An article published on December 8, 2017 in the peer-reviewed journal Food Additives & Contaminants: Part A reported on N-nitrosamines migrating from food contact materials (FCMs). Friederike Kuehne and colleagues from the German Federal Institute for Risk Assessment (BfR), Department of Chemical and Product Safety, National Reference Laboratory for Food Contact Materials, Berlin, Germany, developed a liquid chromatography-atmospheric pressure chemical ionization-tandem mass spectrometry (LC-APCI-MS/MS) method allowing quantification of 13 N-nitrosamine species migrating from elastomeric FCMs into the food simulants deionized water, 3% acetic acid, and 10% and 50% ethanol. This new method is on average ten times more sensitive than the one using the gas chromatography-thermal energy analyzer (GC-TEA), referred to in BfR’s Recommendation XXI for commodities based on natural and synthetic rubber, published in 2016.

In ten out of twelve elastomer FCM samples examined, up to six different N-nitrosamines could be detected in different food simulants. The two samples which did not release detectable N-nitrosamines into any of the food simulants were the “IIR sheet (butyl rubber)” and the swing stopper sealing ring made of a thermoplastic elastomer (TPE) based on styrene-ethylene-butadiene-styrene (SEBS) co-polymer.

Among the ten samples with measurable N-nitrosamine content, the BfR-recommended limit of 1 µg/dm2 for total migrating N-nitrosamines was exceeded only for one sample, namely the semi-finished SEBS TPE FCM sample, which released a maximum of 2.1 µg/dm2 of nitrosamines in 10% ethanol after ten days of migration at 40 °C. The main contributor was N-nitrosomethylphenylamine (NMPhA, CAS 614-00-6), with 1.1 µg/dm2. The authors noted that this finding was “unexpected” because styrene block polymer TPEs are not vulcanized and hence their production does not require the use of vulcanization accelerators, which are typical precursors of nitrosamines in rubbery FCMs. However, styrene based TPEs are typically processed on “conventional rubber machines,” the authors informed. Therefore, further research should address the question as “to what extent the dual use of machinery may lead to unacceptable contamination.” The authors concluded that their finding “presents a so far isolated case and should therefore be considered as call for further investigation of potential N-nitrosamine contamination of TPEs.”

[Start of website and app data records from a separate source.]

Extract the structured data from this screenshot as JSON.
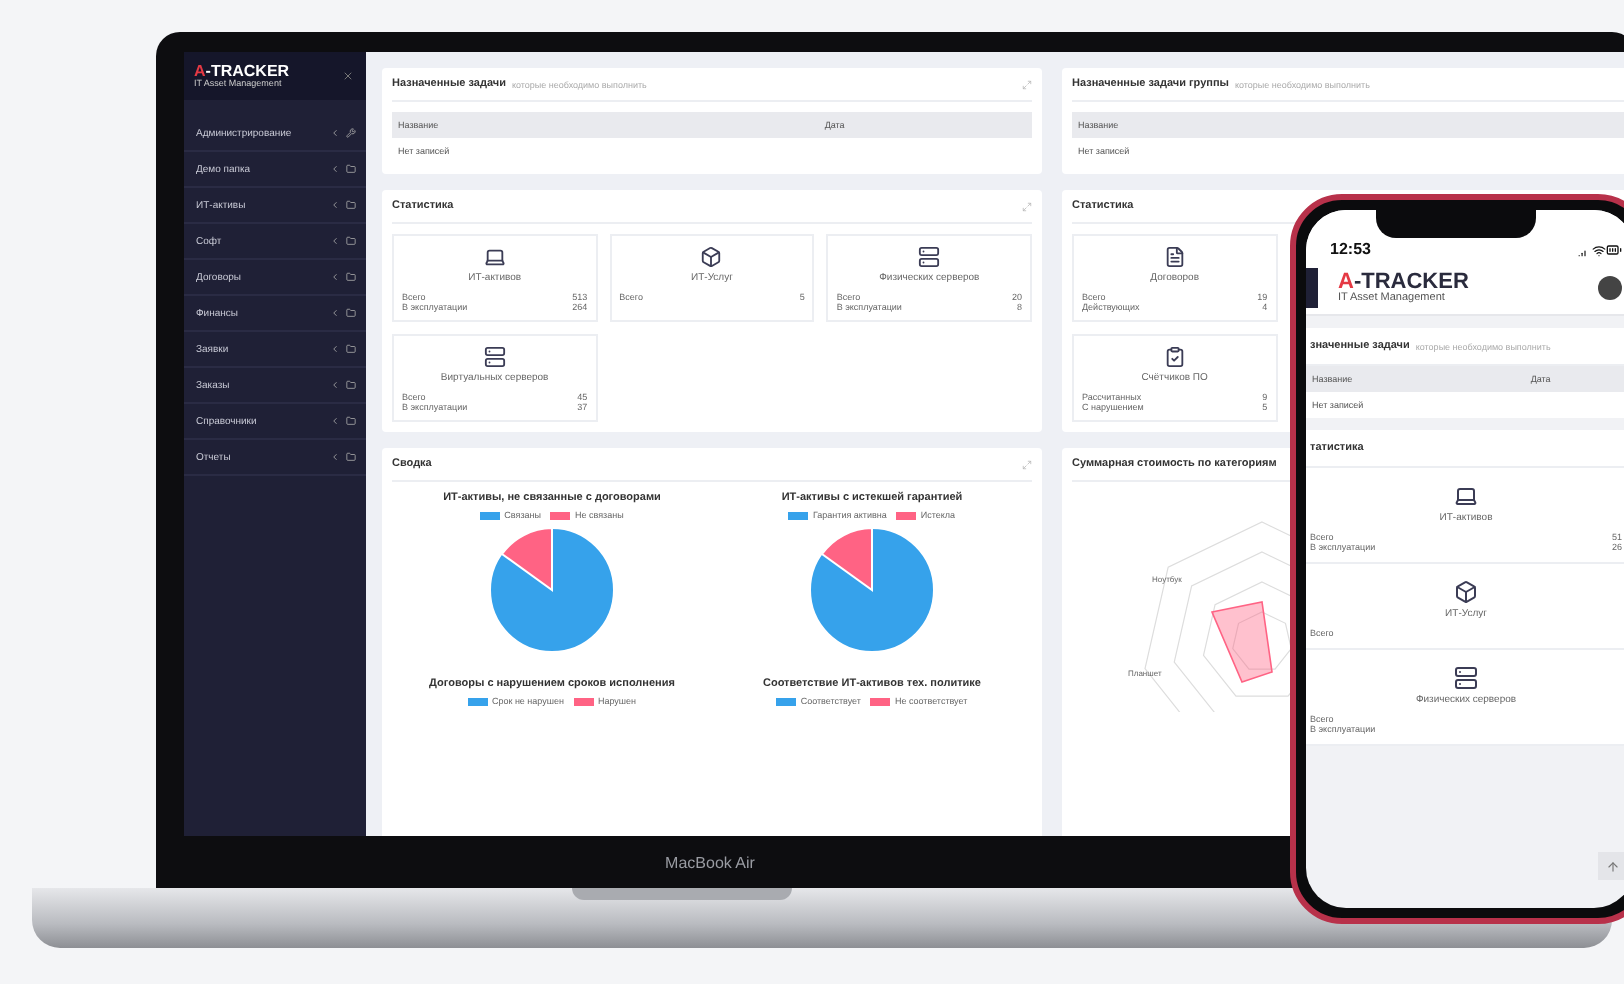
{
  "sidebar": {
    "logo": {
      "accent": "A",
      "rest": "-TRACKER",
      "subtitle": "IT Asset Management"
    },
    "items": [
      {
        "label": "Администрирование",
        "kind": "tool"
      },
      {
        "label": "Демо папка",
        "kind": "folder"
      },
      {
        "label": "ИТ-активы",
        "kind": "folder"
      },
      {
        "label": "Софт",
        "kind": "folder"
      },
      {
        "label": "Договоры",
        "kind": "folder"
      },
      {
        "label": "Финансы",
        "kind": "folder"
      },
      {
        "label": "Заявки",
        "kind": "folder"
      },
      {
        "label": "Заказы",
        "kind": "folder"
      },
      {
        "label": "Справочники",
        "kind": "folder"
      },
      {
        "label": "Отчеты",
        "kind": "folder"
      }
    ]
  },
  "tasks": {
    "title": "Назначенные задачи",
    "hint": "которые необходимо выполнить",
    "columns": [
      "Название",
      "Дата"
    ],
    "empty": "Нет записей"
  },
  "stats": {
    "title": "Статистика",
    "cards": [
      {
        "kind": "laptop",
        "title": "ИТ-активов",
        "rows": [
          {
            "label": "Всего",
            "value": "513"
          },
          {
            "label": "В эксплуатации",
            "value": "264"
          }
        ]
      },
      {
        "kind": "box",
        "title": "ИТ-Услуг",
        "rows": [
          {
            "label": "Всего",
            "value": "5"
          }
        ]
      },
      {
        "kind": "server",
        "title": "Физических серверов",
        "rows": [
          {
            "label": "Всего",
            "value": "20"
          },
          {
            "label": "В эксплуатации",
            "value": "8"
          }
        ]
      },
      {
        "kind": "server",
        "title": "Виртуальных серверов",
        "rows": [
          {
            "label": "Всего",
            "value": "45"
          },
          {
            "label": "В эксплуатации",
            "value": "37"
          }
        ]
      }
    ]
  },
  "summary": {
    "title": "Сводка",
    "charts": [
      {
        "title": "ИТ-активы, не связанные с договорами",
        "pie_visible": true,
        "legend": [
          {
            "label": "Связаны",
            "color": "#36a2eb"
          },
          {
            "label": "Не связаны",
            "color": "#ff6384"
          }
        ]
      },
      {
        "title": "ИТ-активы с истекшей гарантией",
        "pie_visible": true,
        "legend": [
          {
            "label": "Гарантия активна",
            "color": "#36a2eb"
          },
          {
            "label": "Истекла",
            "color": "#ff6384"
          }
        ]
      },
      {
        "title": "Договоры с нарушением сроков исполнения",
        "pie_visible": false,
        "legend": [
          {
            "label": "Срок не нарушен",
            "color": "#36a2eb"
          },
          {
            "label": "Нарушен",
            "color": "#ff6384"
          }
        ]
      },
      {
        "title": "Соответствие ИТ-активов тех. политике",
        "pie_visible": false,
        "legend": [
          {
            "label": "Соответствует",
            "color": "#36a2eb"
          },
          {
            "label": "Не соответствует",
            "color": "#ff6384"
          }
        ]
      }
    ]
  },
  "group_tasks": {
    "title": "Назначенные задачи группы",
    "hint": "которые необходимо выполнить",
    "columns": [
      "Название"
    ],
    "empty": "Нет записей"
  },
  "group_stats": {
    "title": "Статистика",
    "cards": [
      {
        "kind": "document",
        "title": "Договоров",
        "rows": [
          {
            "label": "Всего",
            "value": "19"
          },
          {
            "label": "Действующих",
            "value": "4"
          }
        ]
      },
      {
        "kind": "clipboard",
        "title": "Счётчиков ПО",
        "rows": [
          {
            "label": "Рассчитанных",
            "value": "9"
          },
          {
            "label": "С нарушением",
            "value": "5"
          }
        ]
      }
    ]
  },
  "cost": {
    "title": "Суммарная стоимость по категориям",
    "axis_labels": [
      "Ноутбук",
      "Планшет"
    ]
  },
  "device_label": "MacBook Air",
  "phone": {
    "time": "12:53",
    "logo": {
      "accent": "A",
      "rest": "-TRACKER",
      "subtitle": "IT Asset Management"
    },
    "tasks": {
      "title": "значенные задачи",
      "hint": "которые необходимо выполнить",
      "columns": [
        "Название",
        "Дата"
      ],
      "empty": "Нет записей"
    },
    "stats": {
      "title": "татистика",
      "cards": [
        {
          "kind": "laptop",
          "title": "ИТ-активов",
          "rows": [
            {
              "label": "Всего",
              "value": "51"
            },
            {
              "label": "В эксплуатации",
              "value": "26"
            }
          ]
        },
        {
          "kind": "box",
          "title": "ИТ-Услуг",
          "rows": [
            {
              "label": "Всего"
            }
          ]
        },
        {
          "kind": "server",
          "title": "Физических серверов",
          "rows": [
            {
              "label": "Всего"
            },
            {
              "label": "В эксплуатации"
            }
          ]
        }
      ]
    }
  }
}
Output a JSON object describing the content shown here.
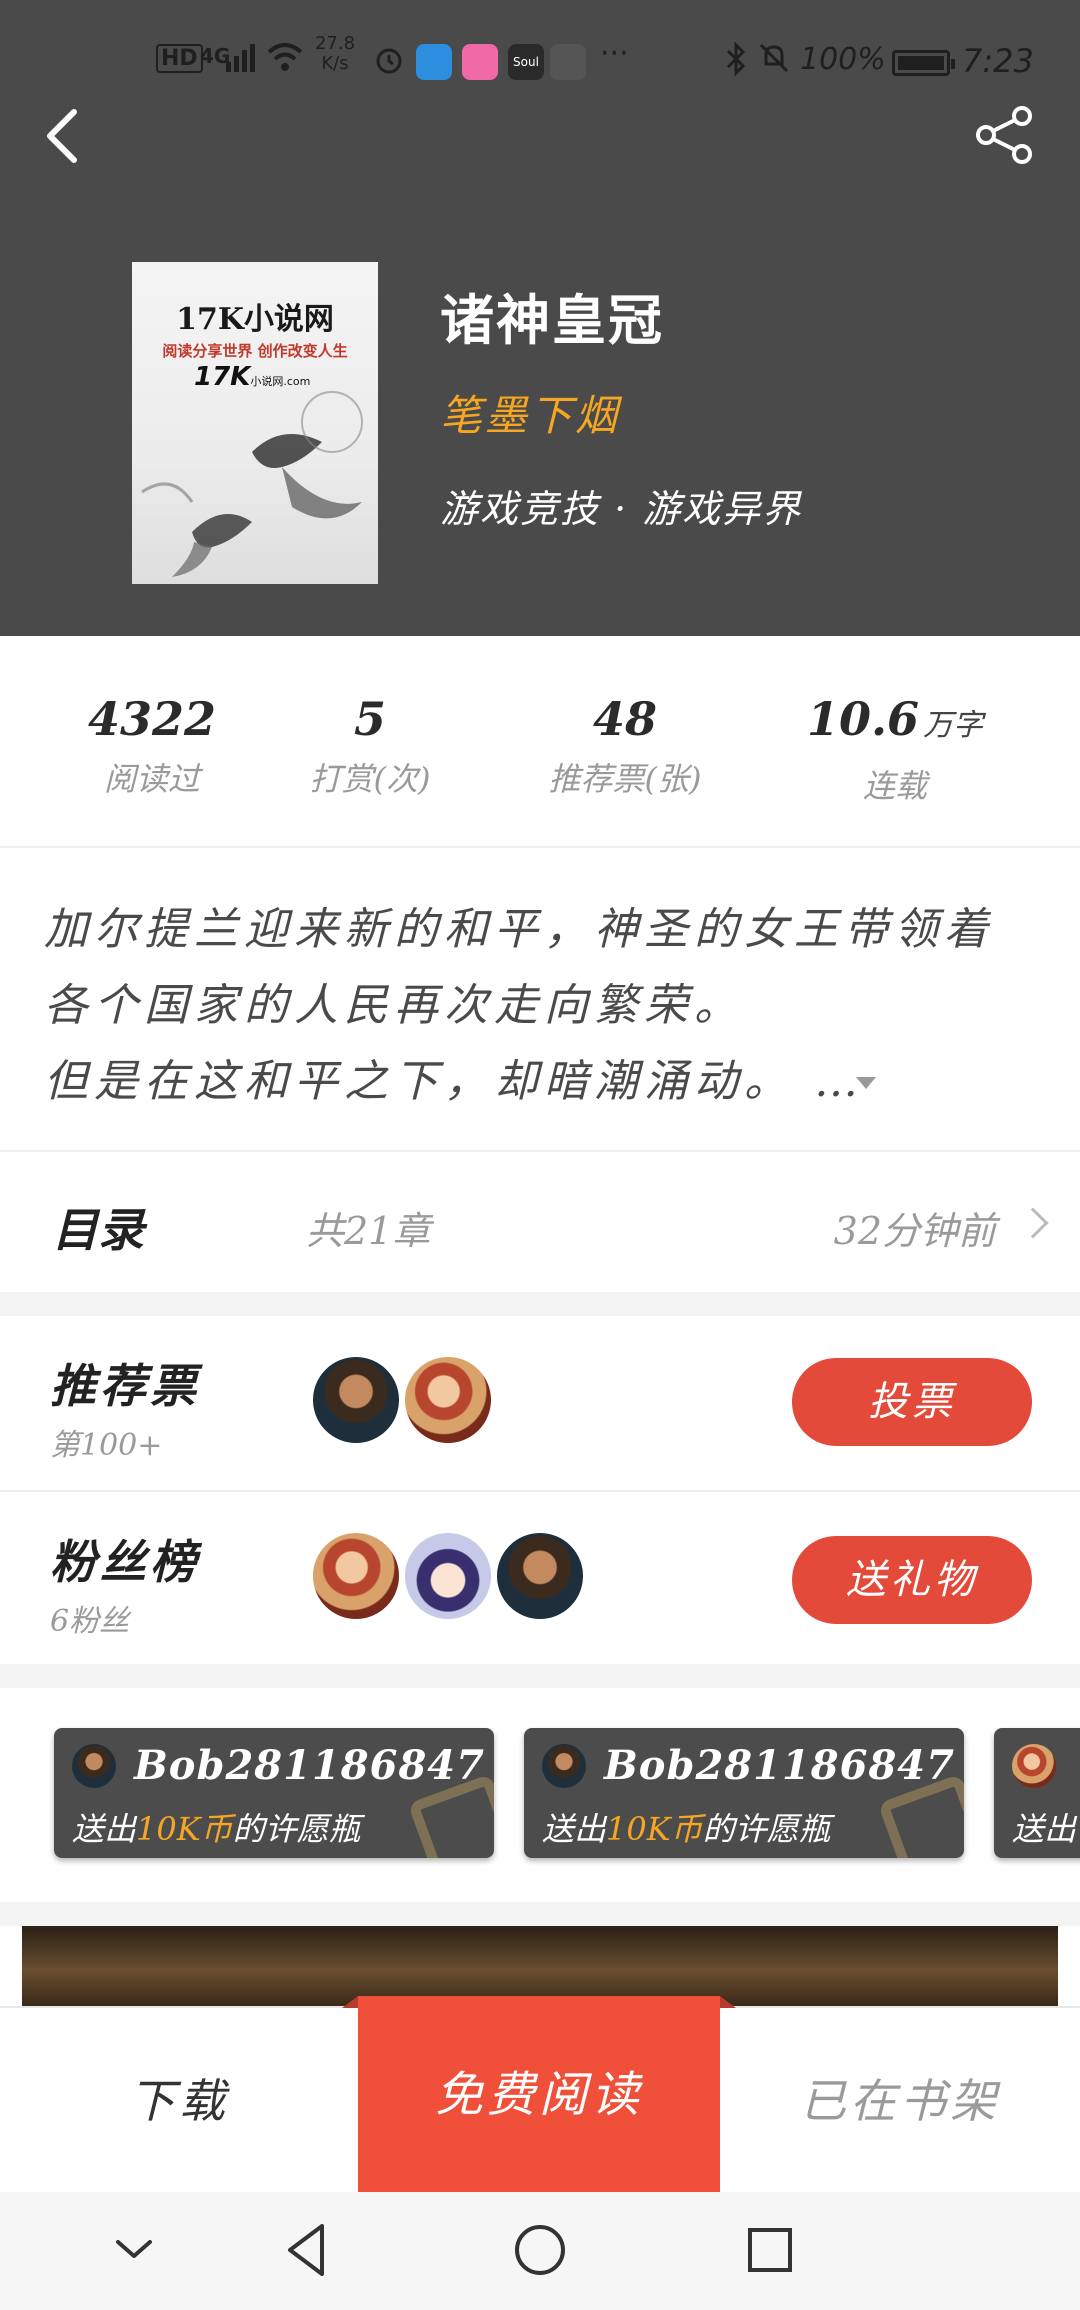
{
  "status_bar": {
    "hd": "HD",
    "network": "4G",
    "speed_value": "27.8",
    "speed_unit": "K/s",
    "more": "···",
    "battery_percent": "100%",
    "time": "7:23",
    "app_soul": "Soul"
  },
  "book": {
    "cover_title": "17K小说网",
    "cover_subtitle": "阅读分享世界 创作改变人生",
    "cover_logo": "17K",
    "cover_logo_small": "小说网",
    "cover_logo_domain": ".com",
    "title": "诸神皇冠",
    "author": "笔墨下烟",
    "category": "游戏竞技 · 游戏异界"
  },
  "stats": [
    {
      "value": "4322",
      "unit": "",
      "label": "阅读过"
    },
    {
      "value": "5",
      "unit": "",
      "label": "打赏(次)"
    },
    {
      "value": "48",
      "unit": "",
      "label": "推荐票(张)"
    },
    {
      "value": "10.6",
      "unit": "万字",
      "label": "连载"
    }
  ],
  "synopsis": {
    "line1": "加尔提兰迎来新的和平，神圣的女王带领着",
    "line2": "各个国家的人民再次走向繁荣。",
    "line3": "但是在这和平之下，却暗潮涌动。 …"
  },
  "toc": {
    "label": "目录",
    "count": "共21章",
    "updated": "32分钟前"
  },
  "recommend": {
    "title": "推荐票",
    "rank": "第100+",
    "button": "投票"
  },
  "fans": {
    "title": "粉丝榜",
    "count": "6粉丝",
    "button": "送礼物"
  },
  "gifts": [
    {
      "user": "Bob281186847",
      "prefix": "送出",
      "amount": "10K币",
      "suffix": "的许愿瓶"
    },
    {
      "user": "Bob281186847",
      "prefix": "送出",
      "amount": "10K币",
      "suffix": "的许愿瓶"
    },
    {
      "user": "",
      "prefix": "送出",
      "amount": "",
      "suffix": ""
    }
  ],
  "actions": {
    "download": "下载",
    "read": "免费阅读",
    "shelf": "已在书架"
  },
  "colors": {
    "header_bg": "#4a4a4a",
    "accent_orange": "#f5a623",
    "button_red": "#e34a3a",
    "read_red": "#f0503a"
  }
}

N-nitrosamine substances have a generic chemical structure of R2N-N=O. Most N-nitrosamines are known to exhibit carcinogenic properties, with formation of DNA adducts as well as generation of reactive nitrogen and oxygen species being implicated as potential mechanisms. During rubber production, N-nitrosamines may be formed due to the reaction of vulcanization accelerators such as dithiocarbamates and thiurames with nitrogen oxide species. Thus, FCMs made of natural or synthetic rubber, so-called elastomers, may be a potential source of N-nitrosamine contamination of food. Examples of articles made of such FCMs include “baby bottle teats, seals in household items and food industry machinery, conveyor belts, gaskets, [and] tubing.”

Read more

BfR (July 1, 2016). “XXI. Commodities based on natural and synthetic rubber.(pdf)


Kuehne, F., et al. (2017). “N-nitrosamines migrating from food contact materials into food simulants: Analysis and quantification by means of HPLC-APCI-MS/MS.Food Additives & Contaminants: Part A (published December 8, 2017).